It’s bad enough when your computer dies and needs to be replaced without having the daunting task of getting your new working environment to be identical to the one you’re familiar with — not to mention getting all of your data moved over, as well.

That’s what I faced when my MacBook Pro display was impossible to use, deemed un-fixable by Apple and my Apple approved service centre earlier this week and the decision was made to ship me a replacement unit (thank you AppleCare!).  The fact that the new system was to be the latest and greatest technology was only moderate consolation to the work that lay ahead.

That’s when the service tech told me that if I use the Leopard OS backup utility called Time Machine, I would be prompted during the installation process if I would like to migrate data from a Time Machine backup.  I’ve been a religious Time Machine user since I upgraded to Leopard in January so I felt the fear of the migration lift a little.

My replacement system arrived today.  I powered it on shortly after 4:00pm and followed the setup prompts.  Sure enough, within a couple of minutes I was asked if I wanted to migrate data from my Time Machine backup (if I had one).  I plugged my Time Machine drive into the computer and selected all of the available options (user data, applications, settings and some Mac files).  It calculated a 3 hour copy time for roughly 170Gb of data.  Perfect!

I picked up my daughters from camp, took one to her music lesson, hung out with the other, took them to the grocery store, went home, had a family dinner, hung out for a bit and then checked on my system.  All of the data and apps had been copied.

I checked for system updates and found there were a few to be applied including the Leopard 10.5.4 upgrade (I guess system updates don’t migrate).   While those updates were downloading I went through all of my applications and discovered that I had been negligent updating some so I downloaded and applied those updates.  Unfortunately, some of my apps also needed to have their license strings re-applied, perhaps because of the new hardware.  That’s a pain because I can’t find the serial number for one of them.

It’s now 9:40pm.  It took about 5 hours to get my new system running with my working environment exactly as I like it — complete with all of my applications and data (all 170Gb worth).  Most of that work was done for me and I didn’t have to be here for it.  I can’t imagine how long it would have taken me if I needed to manually reinstall everything and copy the data I required from the old system.

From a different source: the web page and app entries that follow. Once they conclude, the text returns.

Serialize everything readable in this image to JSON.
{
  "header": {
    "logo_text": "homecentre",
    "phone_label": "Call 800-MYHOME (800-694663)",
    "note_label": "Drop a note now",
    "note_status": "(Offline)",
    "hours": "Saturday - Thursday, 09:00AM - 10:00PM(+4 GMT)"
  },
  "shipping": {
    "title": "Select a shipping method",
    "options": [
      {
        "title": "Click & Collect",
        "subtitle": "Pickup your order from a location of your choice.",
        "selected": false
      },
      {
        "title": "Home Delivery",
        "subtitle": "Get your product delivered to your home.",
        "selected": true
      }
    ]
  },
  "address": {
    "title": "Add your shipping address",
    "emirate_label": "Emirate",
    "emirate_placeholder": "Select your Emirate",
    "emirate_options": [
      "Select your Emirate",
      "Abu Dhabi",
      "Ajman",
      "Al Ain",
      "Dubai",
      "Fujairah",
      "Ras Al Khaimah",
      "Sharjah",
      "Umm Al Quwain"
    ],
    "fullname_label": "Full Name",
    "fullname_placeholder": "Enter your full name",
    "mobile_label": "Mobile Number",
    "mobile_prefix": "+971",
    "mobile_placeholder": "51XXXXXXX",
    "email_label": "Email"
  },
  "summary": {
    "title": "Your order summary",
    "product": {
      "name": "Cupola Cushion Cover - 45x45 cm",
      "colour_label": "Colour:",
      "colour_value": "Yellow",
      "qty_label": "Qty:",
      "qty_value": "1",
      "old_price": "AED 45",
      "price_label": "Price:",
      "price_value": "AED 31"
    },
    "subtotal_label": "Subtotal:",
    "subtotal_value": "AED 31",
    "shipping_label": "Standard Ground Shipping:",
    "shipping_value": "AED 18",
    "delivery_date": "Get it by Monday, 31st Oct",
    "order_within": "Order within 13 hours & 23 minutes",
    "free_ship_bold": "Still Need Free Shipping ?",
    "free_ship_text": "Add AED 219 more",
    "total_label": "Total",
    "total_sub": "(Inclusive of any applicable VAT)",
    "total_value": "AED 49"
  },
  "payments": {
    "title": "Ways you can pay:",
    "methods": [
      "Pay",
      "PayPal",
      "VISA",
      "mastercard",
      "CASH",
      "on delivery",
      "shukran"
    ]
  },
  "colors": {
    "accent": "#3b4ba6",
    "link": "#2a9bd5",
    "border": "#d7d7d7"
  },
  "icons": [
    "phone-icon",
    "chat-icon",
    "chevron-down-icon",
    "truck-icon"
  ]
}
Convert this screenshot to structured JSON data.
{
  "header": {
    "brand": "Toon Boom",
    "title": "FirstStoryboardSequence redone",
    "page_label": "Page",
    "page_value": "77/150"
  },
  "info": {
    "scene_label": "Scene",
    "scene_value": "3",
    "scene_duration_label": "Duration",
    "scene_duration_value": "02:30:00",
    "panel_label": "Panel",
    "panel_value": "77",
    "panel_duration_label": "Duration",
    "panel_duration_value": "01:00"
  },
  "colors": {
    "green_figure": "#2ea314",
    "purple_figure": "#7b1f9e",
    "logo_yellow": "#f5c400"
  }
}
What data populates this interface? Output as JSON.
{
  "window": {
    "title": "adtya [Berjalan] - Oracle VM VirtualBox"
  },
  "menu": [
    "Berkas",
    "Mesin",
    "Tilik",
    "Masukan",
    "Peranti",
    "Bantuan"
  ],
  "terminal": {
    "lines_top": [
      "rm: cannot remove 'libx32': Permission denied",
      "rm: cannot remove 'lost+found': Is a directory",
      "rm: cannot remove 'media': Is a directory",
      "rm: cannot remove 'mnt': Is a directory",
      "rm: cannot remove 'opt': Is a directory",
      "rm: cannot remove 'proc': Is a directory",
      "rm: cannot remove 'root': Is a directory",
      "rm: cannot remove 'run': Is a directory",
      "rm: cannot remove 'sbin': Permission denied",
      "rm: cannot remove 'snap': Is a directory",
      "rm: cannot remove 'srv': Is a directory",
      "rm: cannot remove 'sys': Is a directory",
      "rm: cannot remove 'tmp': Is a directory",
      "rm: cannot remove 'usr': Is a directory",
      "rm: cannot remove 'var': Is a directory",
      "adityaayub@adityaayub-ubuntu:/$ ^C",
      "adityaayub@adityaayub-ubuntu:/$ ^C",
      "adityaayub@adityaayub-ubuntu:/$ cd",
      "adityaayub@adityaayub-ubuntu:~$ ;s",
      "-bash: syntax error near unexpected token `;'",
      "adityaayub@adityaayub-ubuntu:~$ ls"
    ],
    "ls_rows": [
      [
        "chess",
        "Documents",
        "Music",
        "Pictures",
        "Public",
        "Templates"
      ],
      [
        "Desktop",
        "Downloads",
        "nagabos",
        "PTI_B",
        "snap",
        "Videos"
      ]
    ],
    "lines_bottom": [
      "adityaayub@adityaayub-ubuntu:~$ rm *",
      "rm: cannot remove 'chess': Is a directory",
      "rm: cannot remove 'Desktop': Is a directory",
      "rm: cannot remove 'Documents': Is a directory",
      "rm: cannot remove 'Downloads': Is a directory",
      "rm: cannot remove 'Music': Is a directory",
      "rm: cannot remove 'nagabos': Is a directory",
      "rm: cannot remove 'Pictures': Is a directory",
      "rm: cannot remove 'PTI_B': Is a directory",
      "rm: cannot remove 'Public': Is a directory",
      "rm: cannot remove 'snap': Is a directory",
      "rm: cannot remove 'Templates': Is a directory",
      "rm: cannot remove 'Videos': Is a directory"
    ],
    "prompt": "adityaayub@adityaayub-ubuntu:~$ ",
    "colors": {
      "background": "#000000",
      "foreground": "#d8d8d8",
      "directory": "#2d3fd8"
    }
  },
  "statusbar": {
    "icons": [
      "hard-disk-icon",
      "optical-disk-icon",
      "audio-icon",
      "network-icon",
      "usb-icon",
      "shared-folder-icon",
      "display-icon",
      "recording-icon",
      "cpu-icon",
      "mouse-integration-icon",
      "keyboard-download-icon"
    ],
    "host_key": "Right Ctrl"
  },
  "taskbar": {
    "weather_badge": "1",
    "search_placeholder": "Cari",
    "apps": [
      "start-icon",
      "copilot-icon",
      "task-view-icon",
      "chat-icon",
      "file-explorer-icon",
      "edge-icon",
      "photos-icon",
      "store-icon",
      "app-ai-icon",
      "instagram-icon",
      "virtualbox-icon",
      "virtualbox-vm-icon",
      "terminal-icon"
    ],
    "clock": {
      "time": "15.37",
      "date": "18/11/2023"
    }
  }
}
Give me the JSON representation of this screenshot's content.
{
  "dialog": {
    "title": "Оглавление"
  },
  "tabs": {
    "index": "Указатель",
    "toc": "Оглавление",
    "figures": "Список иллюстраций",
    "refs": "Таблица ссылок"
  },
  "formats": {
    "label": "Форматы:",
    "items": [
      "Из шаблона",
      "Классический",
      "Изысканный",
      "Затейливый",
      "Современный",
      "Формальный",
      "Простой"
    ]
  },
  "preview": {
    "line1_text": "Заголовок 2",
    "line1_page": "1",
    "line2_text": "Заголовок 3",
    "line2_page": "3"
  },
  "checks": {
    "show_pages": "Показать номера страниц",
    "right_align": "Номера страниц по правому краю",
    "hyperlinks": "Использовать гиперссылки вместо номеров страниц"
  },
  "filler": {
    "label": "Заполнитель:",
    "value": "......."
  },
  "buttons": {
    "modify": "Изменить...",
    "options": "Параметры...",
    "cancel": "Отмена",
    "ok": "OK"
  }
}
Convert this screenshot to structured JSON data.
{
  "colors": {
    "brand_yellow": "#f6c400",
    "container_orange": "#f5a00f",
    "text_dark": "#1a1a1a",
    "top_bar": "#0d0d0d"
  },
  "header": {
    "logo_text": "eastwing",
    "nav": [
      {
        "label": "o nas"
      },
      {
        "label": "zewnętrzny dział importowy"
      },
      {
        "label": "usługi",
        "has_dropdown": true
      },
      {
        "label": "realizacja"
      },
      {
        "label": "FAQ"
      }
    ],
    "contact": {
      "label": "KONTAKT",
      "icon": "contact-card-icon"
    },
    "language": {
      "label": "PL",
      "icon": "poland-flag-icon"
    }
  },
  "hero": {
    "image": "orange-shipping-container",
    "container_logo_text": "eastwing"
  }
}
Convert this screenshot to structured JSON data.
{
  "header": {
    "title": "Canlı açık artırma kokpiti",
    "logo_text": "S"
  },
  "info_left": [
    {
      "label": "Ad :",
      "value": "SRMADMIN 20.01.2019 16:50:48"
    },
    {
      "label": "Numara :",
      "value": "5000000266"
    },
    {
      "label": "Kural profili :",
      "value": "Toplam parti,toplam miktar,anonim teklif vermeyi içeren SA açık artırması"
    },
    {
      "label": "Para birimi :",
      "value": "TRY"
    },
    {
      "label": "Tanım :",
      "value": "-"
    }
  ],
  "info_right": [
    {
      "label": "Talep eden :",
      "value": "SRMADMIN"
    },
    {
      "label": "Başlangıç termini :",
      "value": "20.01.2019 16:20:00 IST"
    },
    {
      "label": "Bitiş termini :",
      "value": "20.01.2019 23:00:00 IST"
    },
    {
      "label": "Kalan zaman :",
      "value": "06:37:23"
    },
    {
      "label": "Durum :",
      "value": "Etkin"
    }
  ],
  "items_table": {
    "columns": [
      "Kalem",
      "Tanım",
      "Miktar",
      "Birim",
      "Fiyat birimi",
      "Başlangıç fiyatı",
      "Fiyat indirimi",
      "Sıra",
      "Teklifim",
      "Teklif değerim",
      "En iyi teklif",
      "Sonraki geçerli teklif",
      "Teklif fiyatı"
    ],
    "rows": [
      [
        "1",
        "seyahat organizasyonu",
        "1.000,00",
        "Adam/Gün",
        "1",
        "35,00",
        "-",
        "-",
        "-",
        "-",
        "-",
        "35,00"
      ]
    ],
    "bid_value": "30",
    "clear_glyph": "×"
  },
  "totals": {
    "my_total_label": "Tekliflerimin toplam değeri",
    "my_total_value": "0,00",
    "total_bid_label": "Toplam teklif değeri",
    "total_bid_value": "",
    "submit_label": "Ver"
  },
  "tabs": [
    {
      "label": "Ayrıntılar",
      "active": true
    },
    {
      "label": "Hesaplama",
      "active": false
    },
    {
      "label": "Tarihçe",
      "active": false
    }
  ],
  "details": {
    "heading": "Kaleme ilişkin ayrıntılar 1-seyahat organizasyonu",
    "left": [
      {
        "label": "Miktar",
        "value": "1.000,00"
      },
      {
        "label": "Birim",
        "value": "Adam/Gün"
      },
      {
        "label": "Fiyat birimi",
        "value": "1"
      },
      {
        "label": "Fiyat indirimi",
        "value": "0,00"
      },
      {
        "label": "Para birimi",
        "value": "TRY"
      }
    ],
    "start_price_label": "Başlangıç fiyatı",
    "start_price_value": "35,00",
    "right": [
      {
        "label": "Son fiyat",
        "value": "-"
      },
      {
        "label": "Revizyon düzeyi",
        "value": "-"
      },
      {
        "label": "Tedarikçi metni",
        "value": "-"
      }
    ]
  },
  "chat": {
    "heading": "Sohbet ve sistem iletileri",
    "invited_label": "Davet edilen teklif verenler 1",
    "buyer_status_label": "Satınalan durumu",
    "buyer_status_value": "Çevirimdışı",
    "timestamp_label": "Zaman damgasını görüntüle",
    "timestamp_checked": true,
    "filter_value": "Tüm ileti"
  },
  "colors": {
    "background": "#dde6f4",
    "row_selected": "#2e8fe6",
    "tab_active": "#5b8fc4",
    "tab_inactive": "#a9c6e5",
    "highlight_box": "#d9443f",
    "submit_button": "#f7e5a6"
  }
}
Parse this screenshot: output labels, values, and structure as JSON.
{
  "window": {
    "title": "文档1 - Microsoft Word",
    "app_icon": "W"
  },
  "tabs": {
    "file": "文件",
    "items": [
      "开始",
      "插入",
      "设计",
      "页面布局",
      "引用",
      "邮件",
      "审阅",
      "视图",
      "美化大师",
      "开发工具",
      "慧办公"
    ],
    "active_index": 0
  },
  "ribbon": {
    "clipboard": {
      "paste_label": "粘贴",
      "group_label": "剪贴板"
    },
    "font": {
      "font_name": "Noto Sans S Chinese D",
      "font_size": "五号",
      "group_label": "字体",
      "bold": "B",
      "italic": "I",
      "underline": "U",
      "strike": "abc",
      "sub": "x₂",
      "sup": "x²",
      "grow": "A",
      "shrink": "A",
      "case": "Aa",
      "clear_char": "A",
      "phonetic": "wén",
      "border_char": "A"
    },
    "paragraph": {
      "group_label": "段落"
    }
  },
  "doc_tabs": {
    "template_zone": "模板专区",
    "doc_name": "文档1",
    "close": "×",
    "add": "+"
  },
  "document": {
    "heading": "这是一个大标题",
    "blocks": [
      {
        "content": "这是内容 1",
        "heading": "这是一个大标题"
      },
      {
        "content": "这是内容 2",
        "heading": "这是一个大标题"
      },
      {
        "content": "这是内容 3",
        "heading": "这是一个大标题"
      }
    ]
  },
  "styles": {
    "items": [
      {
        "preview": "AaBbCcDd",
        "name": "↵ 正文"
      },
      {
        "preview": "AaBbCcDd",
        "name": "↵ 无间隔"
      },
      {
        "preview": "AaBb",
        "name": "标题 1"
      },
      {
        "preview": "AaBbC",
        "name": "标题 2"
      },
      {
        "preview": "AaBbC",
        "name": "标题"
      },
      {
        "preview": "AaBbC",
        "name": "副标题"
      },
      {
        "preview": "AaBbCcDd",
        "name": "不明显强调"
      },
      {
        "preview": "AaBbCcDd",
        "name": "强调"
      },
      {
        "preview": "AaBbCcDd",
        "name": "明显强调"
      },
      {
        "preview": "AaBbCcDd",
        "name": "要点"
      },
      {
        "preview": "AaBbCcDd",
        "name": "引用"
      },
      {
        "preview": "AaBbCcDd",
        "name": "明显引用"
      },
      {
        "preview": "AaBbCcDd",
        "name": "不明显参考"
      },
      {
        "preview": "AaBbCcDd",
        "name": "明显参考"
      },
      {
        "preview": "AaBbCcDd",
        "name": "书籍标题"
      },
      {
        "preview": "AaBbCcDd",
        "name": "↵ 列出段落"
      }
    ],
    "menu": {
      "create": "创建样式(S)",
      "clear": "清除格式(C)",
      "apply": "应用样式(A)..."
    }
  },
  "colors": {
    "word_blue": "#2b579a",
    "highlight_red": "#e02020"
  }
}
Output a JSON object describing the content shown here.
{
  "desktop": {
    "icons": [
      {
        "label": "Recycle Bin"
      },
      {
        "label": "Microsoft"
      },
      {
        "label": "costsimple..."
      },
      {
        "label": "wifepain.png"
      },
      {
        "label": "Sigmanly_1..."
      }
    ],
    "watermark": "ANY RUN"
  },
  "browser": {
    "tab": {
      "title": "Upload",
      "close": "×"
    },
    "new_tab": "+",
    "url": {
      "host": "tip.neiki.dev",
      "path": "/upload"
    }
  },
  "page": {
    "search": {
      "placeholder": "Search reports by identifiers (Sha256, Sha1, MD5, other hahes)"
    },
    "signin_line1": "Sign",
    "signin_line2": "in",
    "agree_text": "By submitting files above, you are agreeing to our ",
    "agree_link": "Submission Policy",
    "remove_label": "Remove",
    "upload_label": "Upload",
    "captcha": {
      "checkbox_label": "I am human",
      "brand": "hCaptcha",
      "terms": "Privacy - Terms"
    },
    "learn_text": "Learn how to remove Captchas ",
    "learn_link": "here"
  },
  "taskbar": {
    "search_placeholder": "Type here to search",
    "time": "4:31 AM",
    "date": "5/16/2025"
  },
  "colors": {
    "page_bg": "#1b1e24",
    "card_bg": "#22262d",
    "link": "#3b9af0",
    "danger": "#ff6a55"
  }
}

If you’re not already using Time Machine, what are you waiting for?